About this exercise ▸ Locate the string "title" in the records below. Copy every line where it occurs.

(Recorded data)
============
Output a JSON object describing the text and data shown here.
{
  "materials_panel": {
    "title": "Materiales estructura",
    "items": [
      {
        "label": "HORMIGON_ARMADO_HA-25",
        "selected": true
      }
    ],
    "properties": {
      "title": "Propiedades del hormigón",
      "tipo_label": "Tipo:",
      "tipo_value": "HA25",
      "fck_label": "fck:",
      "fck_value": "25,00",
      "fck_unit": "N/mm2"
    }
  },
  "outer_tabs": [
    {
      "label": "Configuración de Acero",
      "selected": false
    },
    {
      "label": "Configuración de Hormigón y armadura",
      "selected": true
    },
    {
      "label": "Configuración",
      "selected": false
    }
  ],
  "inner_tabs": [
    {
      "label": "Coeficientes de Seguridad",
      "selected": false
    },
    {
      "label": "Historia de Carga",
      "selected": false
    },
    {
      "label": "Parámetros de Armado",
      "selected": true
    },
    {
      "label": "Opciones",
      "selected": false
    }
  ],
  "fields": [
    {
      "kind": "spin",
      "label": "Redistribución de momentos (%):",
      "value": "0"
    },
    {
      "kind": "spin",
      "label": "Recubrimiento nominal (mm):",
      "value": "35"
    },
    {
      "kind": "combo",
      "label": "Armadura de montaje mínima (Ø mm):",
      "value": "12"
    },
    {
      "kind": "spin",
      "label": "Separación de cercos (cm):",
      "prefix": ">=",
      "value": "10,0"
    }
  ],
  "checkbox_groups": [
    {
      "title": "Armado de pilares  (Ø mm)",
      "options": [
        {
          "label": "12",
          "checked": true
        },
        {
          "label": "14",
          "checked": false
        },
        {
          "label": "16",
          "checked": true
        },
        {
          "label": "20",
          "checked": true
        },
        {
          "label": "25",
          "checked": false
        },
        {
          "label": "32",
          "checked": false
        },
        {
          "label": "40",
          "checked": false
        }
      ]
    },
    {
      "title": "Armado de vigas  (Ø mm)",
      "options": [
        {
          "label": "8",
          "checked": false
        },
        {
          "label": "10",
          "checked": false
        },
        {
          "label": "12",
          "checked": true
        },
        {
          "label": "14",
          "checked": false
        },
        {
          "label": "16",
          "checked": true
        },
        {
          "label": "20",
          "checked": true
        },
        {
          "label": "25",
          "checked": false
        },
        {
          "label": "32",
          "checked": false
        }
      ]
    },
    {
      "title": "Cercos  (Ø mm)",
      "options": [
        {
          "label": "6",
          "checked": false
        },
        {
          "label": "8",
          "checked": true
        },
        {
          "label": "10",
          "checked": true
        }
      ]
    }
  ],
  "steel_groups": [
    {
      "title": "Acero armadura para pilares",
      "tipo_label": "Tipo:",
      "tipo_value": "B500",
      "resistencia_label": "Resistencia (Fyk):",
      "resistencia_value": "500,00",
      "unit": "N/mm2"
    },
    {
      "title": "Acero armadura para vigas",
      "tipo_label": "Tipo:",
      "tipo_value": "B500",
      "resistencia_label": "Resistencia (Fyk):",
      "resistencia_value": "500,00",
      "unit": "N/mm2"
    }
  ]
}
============
Finished task ▸
    "title": "Materiales estructura",
      "title": "Propiedades del hormigón",
      "title": "Armado de pilares  (Ø mm)",
      "title": "Armado de vigas  (Ø mm)",
      "title": "Cercos  (Ø mm)",
      "title": "Acero armadura para pilares",
      "title": "Acero armadura para vigas",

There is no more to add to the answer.